Courier’s Sales Off Overall, but Digital Business Up Sharply
“During the quarter we also continued to add much-needed four-color capacity, both digital and offset, as our second HP digital inkjet system and our fourth high-speed manroland press ramped up smoothly and efficiently. And while our capital expenditures inevitably rose to cover the costs of these new systems, we remain in a strong position financially as well as an improved position competitively. So I am excited about our prospects for the remainder of our fiscal year.”
Book manufacturing: focusing on long-term opportunities
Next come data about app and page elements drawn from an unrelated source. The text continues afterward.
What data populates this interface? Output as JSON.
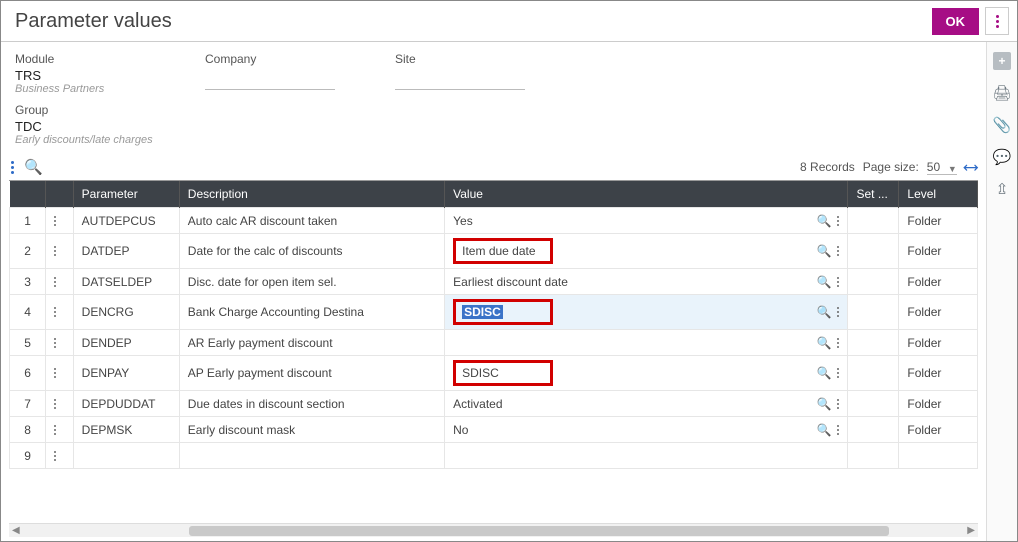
{
  "title": "Parameter values",
  "ok_label": "OK",
  "header": {
    "module_label": "Module",
    "module_value": "TRS",
    "module_hint": "Business Partners",
    "company_label": "Company",
    "site_label": "Site",
    "group_label": "Group",
    "group_value": "TDC",
    "group_hint": "Early discounts/late charges"
  },
  "toolbar": {
    "records_text": "8 Records",
    "pagesize_label": "Page size:",
    "pagesize_value": "50"
  },
  "columns": {
    "parameter": "Parameter",
    "description": "Description",
    "value": "Value",
    "set": "Set ...",
    "level": "Level"
  },
  "rows": [
    {
      "n": "1",
      "param": "AUTDEPCUS",
      "desc": "Auto calc AR discount taken",
      "value": "Yes",
      "level": "Folder",
      "hl": false,
      "editing": false
    },
    {
      "n": "2",
      "param": "DATDEP",
      "desc": "Date for the calc of discounts",
      "value": "Item due date",
      "level": "Folder",
      "hl": true,
      "editing": false
    },
    {
      "n": "3",
      "param": "DATSELDEP",
      "desc": "Disc. date for open item sel.",
      "value": "Earliest discount date",
      "level": "Folder",
      "hl": false,
      "editing": false
    },
    {
      "n": "4",
      "param": "DENCRG",
      "desc": "Bank Charge Accounting Destina",
      "value": "SDISC",
      "level": "Folder",
      "hl": true,
      "editing": true
    },
    {
      "n": "5",
      "param": "DENDEP",
      "desc": "AR Early payment discount",
      "value": "",
      "level": "Folder",
      "hl": false,
      "editing": false
    },
    {
      "n": "6",
      "param": "DENPAY",
      "desc": "AP Early payment discount",
      "value": "SDISC",
      "level": "Folder",
      "hl": true,
      "editing": false
    },
    {
      "n": "7",
      "param": "DEPDUDDAT",
      "desc": "Due dates in discount section",
      "value": "Activated",
      "level": "Folder",
      "hl": false,
      "editing": false
    },
    {
      "n": "8",
      "param": "DEPMSK",
      "desc": "Early discount mask",
      "value": "No",
      "level": "Folder",
      "hl": false,
      "editing": false
    },
    {
      "n": "9",
      "param": "",
      "desc": "",
      "value": "",
      "level": "",
      "hl": false,
      "editing": false
    }
  ]
}
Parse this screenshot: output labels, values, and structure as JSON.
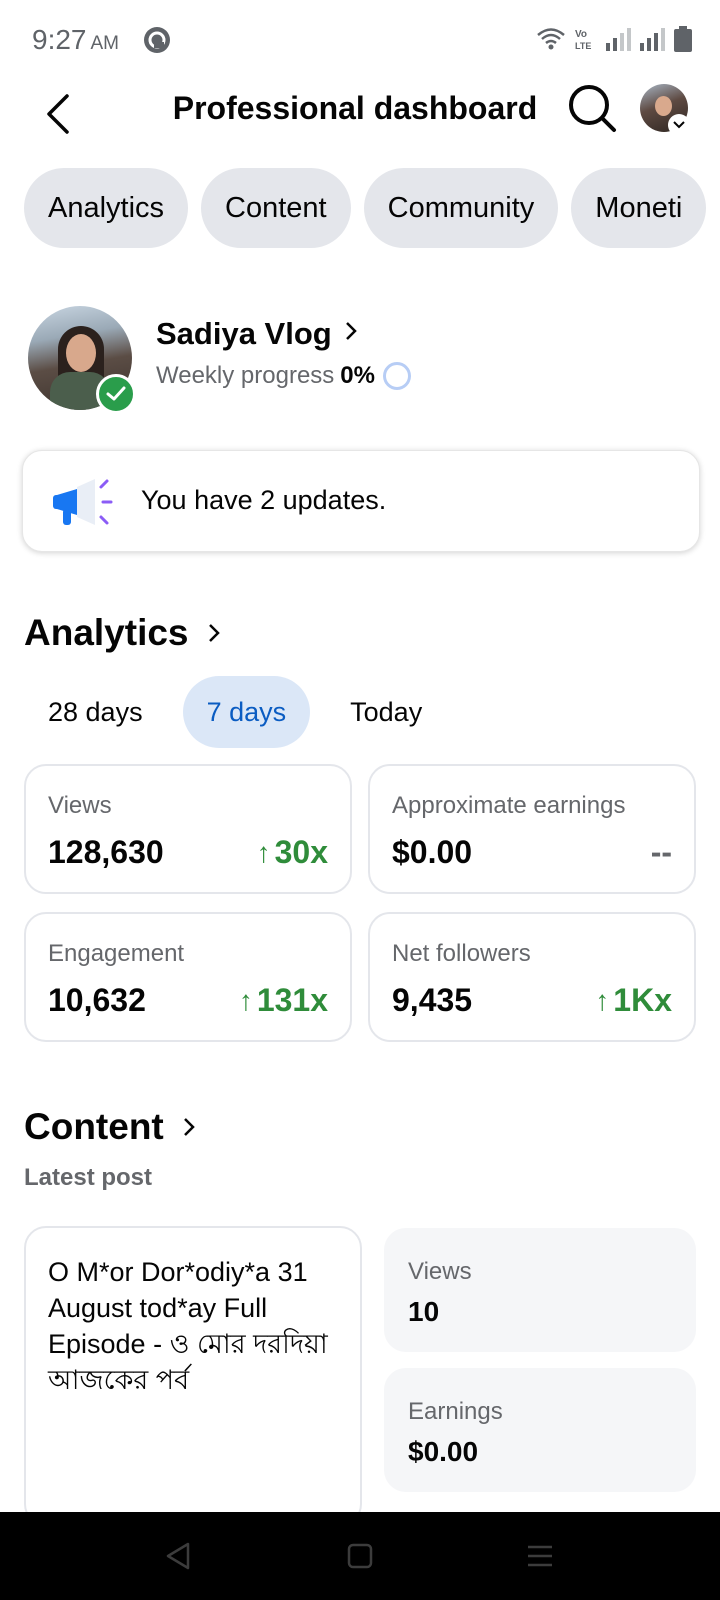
{
  "status_bar": {
    "time": "9:27",
    "ampm": "AM",
    "icons": [
      "app-notification-icon",
      "wifi-icon",
      "volte-icon",
      "signal-icon",
      "signal-icon",
      "battery-icon"
    ]
  },
  "header": {
    "title": "Professional dashboard",
    "icons": [
      "back-arrow-icon",
      "search-icon",
      "avatar",
      "chevron-down-icon"
    ]
  },
  "tabs": [
    "Analytics",
    "Content",
    "Community",
    "Moneti"
  ],
  "profile": {
    "name": "Sadiya Vlog",
    "weekly_label": "Weekly progress",
    "weekly_value": "0%",
    "weekly_progress": 0
  },
  "updates": {
    "text": "You have 2 updates.",
    "icon": "megaphone-icon"
  },
  "analytics": {
    "title": "Analytics",
    "periods": [
      "28 days",
      "7 days",
      "Today"
    ],
    "selected_period": "7 days",
    "metrics": [
      {
        "label": "Views",
        "value": "128,630",
        "change": "30x",
        "trend": "up"
      },
      {
        "label": "Approximate earnings",
        "value": "$0.00",
        "change": "--",
        "trend": "none"
      },
      {
        "label": "Engagement",
        "value": "10,632",
        "change": "131x",
        "trend": "up"
      },
      {
        "label": "Net followers",
        "value": "9,435",
        "change": "1Kx",
        "trend": "up"
      }
    ]
  },
  "content": {
    "title": "Content",
    "latest_label": "Latest post",
    "post_title": "O M*or Dor*odiy*a 31 August tod*ay Full Episode - ও মোর দরদিয়া আজকের পর্ব",
    "stats": [
      {
        "label": "Views",
        "value": "10"
      },
      {
        "label": "Earnings",
        "value": "$0.00"
      }
    ]
  },
  "colors": {
    "accent_blue": "#0a5cc2",
    "active_chip_bg": "#dbe7f7",
    "positive_green": "#2f8c3a",
    "pill_bg": "#e4e6eb",
    "verified_green": "#2a9d4b"
  }
}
Courier’s book manufacturing segment had first-quarter sales of $53.0 million, off 3 percent from $54.8 million in last year’s first quarter. The segment’s operating income was $3.8 million, versus $5.7 million a year ago. Gross profit in the segment was $11.4 million or 21.5 percent of sales, versus $13.1 million or 23.8 percent of sales in fiscal 2010, reflecting lower one-color capacity utilization and pricing pressures throughout the industry.
The book manufacturing segment focuses on three publishing markets: education, religion, and specialty trade. Sales to the education market were up 4 percent in the quarter due to increased sales of four-color textbooks for colleges and universities, though one-color sales were down in keeping with the industry’s continuing shift from one- to four-color production. Sales to the religious market were down 22 percent from last year’s first quarter, reflecting both the timing of orders from the company’s largest religious customer and the prior-year comparison with one of the strongest quarters in the history of its religious business. Sales to the specialty trade market were up 4 percent from a year ago.
During the quarter the company completed the installation of its second HP digital inkjet printing system and ramped up production at its Courier Digital Solutions facility to a three-shift operation to keep pace with accelerating demand in the education and trade markets. In addition, shortly after the end of the quarter, Courier signed a multi-year manufacturing agreement with one of the world’s leading educational publishers and began preparing to acquire a third HP digital press in time for the peak textbook season in late spring.